### Problem details
In the listing below, which lines contain the string "Shipping"? Copy them all.

### Information
+---+
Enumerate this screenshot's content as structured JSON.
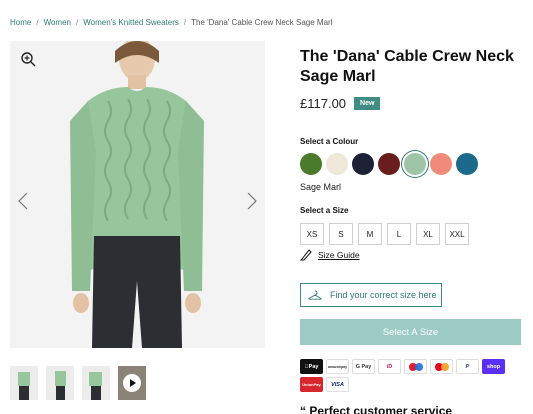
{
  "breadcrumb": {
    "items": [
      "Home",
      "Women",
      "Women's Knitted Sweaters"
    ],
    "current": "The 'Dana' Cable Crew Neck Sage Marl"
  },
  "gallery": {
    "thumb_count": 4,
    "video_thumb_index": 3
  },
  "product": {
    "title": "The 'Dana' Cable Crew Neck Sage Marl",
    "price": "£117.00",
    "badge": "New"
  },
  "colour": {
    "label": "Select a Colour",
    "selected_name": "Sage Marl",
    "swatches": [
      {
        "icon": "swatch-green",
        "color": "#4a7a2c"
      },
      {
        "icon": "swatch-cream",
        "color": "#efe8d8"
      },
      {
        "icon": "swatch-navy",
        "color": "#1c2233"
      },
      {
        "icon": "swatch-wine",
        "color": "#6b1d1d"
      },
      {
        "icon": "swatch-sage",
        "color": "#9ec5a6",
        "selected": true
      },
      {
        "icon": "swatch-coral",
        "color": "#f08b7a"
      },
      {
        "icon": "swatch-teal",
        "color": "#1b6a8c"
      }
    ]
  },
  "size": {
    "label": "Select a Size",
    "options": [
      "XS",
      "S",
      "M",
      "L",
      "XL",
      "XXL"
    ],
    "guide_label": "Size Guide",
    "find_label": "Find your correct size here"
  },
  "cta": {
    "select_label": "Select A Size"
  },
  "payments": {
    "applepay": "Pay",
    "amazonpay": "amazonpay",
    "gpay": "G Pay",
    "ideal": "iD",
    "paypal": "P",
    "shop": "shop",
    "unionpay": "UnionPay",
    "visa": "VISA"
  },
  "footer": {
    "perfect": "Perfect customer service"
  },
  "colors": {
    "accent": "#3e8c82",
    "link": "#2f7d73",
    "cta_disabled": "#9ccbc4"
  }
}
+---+
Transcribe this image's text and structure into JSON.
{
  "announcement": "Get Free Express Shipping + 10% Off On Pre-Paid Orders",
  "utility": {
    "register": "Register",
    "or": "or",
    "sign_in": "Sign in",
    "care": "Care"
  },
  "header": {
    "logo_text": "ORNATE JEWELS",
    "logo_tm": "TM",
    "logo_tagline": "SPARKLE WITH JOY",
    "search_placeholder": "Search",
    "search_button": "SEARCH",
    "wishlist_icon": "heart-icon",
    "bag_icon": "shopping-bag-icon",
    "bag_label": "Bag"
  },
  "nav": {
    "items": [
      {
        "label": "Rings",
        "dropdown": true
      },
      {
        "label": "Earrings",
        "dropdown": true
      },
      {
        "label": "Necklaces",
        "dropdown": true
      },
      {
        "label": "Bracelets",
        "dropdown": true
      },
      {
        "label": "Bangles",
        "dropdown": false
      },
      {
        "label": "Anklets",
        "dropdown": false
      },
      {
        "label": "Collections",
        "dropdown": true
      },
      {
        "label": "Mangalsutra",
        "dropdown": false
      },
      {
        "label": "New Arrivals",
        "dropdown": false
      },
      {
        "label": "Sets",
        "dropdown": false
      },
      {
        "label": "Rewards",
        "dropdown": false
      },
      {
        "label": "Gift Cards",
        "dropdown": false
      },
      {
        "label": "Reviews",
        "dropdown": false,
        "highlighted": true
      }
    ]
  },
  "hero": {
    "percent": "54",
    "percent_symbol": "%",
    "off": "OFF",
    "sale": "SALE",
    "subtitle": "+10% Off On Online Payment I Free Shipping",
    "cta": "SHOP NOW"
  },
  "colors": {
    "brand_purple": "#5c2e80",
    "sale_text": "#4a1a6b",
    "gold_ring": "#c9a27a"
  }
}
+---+
### Written answer
  "announcement": "Get Free Express Shipping + 10% Off On Pre-Paid Orders",
    "subtitle": "+10% Off On Online Payment I Free Shipping",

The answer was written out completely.